According to Rule 18-2 [Ball at Rest Moved by Player, Partner, Caddie or Equipment], except as permitted by the Rules, if a player causes the ball to move, the ball must be replaced. However, if it is impossible to determine the spot where the ball is to be replaced, then Rule 20-3c [Placing and Replacing: Spot Not Determinable] applies, and (a) through the green or in a hazard, the ball must be dropped as near as possible to the place where it lay; (b) on the putting green, the ball must be placed as near as possible to place where it lay.
Given that it was impossible for Rahm to determine where his ball was located prior to his shoe contacting the ball, the Rules ruled that Rahm had to drop his ball, instead of replacing it.
Rahm-ification #3: When may a player clean his ball without penalty?
According to Rule 21 [Cleaning Ball], a ball on the putting green may be cleaned when it has been lifted under Rule 16-1b [The Putting Green: Lifting and Cleaning Ball]. Elsewhere, a ball may be cleaned when lifted, except when it has been lifted:

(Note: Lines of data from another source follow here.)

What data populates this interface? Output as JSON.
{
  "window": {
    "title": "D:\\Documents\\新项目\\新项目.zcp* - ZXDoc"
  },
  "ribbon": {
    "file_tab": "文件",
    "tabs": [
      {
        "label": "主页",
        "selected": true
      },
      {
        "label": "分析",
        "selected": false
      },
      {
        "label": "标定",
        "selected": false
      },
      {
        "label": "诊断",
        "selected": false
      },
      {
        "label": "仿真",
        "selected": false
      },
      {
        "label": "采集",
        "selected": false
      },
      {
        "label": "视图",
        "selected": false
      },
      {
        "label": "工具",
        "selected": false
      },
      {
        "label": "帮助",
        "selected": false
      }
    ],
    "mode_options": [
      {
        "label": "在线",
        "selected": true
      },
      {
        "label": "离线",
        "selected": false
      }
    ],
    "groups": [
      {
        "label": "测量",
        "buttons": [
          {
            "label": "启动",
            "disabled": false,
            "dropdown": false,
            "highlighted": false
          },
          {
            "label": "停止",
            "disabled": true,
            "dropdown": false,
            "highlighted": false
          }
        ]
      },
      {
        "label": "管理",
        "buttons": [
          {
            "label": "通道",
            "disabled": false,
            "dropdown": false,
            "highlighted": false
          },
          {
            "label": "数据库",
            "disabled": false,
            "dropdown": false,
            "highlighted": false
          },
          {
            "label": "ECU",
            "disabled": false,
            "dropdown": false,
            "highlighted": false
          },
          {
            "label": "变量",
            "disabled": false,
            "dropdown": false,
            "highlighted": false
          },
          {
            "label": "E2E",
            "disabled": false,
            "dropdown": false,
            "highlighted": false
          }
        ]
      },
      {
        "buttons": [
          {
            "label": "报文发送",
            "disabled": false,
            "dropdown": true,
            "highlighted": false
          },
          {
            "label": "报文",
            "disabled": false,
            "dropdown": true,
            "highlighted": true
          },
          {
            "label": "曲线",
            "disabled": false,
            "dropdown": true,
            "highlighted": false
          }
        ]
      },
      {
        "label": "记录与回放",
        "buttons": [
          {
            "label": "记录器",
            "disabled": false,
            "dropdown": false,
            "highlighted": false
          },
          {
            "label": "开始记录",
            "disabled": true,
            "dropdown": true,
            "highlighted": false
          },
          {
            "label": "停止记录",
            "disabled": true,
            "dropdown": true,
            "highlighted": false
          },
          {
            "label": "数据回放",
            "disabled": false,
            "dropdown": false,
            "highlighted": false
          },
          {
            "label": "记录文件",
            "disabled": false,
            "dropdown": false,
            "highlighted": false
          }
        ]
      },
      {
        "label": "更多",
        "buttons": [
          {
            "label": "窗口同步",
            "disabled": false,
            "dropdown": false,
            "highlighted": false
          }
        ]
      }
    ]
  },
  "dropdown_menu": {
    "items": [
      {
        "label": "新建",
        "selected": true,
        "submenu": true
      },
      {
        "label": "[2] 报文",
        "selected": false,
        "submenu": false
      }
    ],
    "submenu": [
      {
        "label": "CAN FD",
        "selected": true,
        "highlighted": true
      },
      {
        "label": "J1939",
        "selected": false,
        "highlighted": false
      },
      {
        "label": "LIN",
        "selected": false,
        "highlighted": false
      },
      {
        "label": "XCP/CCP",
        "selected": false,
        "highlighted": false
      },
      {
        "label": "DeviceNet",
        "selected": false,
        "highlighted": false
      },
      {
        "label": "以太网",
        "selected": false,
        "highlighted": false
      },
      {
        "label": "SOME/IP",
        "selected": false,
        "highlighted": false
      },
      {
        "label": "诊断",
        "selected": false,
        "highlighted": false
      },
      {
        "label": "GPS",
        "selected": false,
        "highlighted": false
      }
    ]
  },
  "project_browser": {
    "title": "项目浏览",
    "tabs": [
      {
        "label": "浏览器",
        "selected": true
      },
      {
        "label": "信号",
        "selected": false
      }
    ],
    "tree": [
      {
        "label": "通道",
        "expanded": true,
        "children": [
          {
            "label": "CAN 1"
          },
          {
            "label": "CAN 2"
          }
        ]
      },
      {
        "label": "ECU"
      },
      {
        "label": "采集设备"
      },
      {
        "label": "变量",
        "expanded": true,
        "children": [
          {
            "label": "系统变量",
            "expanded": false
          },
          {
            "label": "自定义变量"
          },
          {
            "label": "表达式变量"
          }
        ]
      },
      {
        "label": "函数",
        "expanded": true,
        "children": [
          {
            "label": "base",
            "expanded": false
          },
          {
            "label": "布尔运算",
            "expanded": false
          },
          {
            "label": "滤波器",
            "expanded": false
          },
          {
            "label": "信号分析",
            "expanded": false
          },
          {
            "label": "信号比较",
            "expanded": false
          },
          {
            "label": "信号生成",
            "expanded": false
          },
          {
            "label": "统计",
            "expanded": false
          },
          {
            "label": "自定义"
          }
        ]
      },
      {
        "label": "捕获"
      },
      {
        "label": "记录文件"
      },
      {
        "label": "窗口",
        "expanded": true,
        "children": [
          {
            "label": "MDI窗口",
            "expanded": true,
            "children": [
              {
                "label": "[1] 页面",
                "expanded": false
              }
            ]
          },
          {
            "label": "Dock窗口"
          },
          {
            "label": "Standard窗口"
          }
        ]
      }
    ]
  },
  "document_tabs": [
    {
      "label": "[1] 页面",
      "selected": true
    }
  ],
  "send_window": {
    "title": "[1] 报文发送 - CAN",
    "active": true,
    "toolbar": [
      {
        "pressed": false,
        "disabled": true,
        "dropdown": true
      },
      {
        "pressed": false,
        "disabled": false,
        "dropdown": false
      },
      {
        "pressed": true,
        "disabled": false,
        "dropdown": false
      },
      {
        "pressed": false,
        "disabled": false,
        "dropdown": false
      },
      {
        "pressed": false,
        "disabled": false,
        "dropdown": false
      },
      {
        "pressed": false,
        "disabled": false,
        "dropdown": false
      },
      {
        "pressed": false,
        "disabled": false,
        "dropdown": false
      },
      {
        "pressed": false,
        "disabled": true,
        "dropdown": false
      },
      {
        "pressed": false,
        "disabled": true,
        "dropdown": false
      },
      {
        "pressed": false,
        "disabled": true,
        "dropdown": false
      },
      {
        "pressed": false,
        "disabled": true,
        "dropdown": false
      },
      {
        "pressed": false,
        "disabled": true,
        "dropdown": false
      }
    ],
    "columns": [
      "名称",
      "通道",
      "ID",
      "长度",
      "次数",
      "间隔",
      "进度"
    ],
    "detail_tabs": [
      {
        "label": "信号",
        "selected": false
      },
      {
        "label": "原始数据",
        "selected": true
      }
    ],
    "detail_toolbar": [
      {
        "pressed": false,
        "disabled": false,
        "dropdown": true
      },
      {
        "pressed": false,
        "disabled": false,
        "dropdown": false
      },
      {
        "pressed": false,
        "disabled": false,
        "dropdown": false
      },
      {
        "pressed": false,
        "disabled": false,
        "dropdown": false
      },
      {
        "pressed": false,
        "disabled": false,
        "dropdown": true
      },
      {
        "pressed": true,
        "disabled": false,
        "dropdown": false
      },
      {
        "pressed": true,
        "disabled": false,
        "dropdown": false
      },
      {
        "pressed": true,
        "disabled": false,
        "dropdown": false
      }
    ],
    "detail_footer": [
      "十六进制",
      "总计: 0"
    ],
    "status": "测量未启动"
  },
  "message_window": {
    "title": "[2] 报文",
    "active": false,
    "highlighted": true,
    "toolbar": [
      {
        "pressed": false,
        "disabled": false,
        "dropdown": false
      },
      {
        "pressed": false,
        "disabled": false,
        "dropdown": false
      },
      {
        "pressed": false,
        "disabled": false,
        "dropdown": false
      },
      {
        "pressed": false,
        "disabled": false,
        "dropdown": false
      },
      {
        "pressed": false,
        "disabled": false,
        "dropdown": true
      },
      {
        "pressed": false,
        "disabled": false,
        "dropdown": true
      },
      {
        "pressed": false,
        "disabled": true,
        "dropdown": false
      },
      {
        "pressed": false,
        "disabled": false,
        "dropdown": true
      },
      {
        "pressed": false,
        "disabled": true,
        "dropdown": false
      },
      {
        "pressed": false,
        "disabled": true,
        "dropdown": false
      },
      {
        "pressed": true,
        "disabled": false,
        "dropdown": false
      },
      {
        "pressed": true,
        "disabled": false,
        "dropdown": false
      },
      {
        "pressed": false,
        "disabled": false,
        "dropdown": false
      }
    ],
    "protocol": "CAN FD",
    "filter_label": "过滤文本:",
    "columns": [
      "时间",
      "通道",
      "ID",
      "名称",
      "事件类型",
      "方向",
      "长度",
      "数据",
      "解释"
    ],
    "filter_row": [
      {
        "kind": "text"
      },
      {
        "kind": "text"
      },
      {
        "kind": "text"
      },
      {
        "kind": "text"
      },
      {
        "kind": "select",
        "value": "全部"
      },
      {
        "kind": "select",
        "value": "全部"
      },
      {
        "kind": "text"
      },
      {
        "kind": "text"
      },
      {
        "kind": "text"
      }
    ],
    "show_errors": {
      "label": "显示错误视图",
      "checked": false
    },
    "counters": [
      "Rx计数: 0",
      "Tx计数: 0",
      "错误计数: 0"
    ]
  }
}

- To determine if it is unfit for play per Rule 5-3 [Ball Unfit for Play];
- For identification, in which case it may be cleaned only to the extent necessary for identification per Rule 12-2 [Lifting Ball for Identification]; or
- Because it is assisting or interfering with play per Rule 22 [Ball Assisting or Interfering with Play].
Per Rule 21, the Rules Official should have permitted Rahm to clean his ball before dropping it.
Rahm-ification #4: In stroke play, what recourse does a player have when a Rules Official renders an adverse ruling?
Per Decision 3-3/2 [Second Ball Played Despite Adverse Ruling], the answer depends upon whether or not the Committee has given authority to its referees to make final decisions. If the referee concerned has not been given authority to make final decisions, then the player is entitled to invoke Rule 3-3 [Doubt as to Procedure]. Even if the referee concerned has been given authority to make final decisions, he still has discretion to allow the player to proceed under Rule 3-3. However, if the referee renders a final decision, then there is no justification for the player to invoke Rule 3-3. Under such circumstances, if the player goes ahead and invokes Rule 3-3, he will be penalized two strokes for undue delay per Rule 6-7 [Undue Delay; Slow Play], and the score with the original ball, including the two-stroke penalty, must count.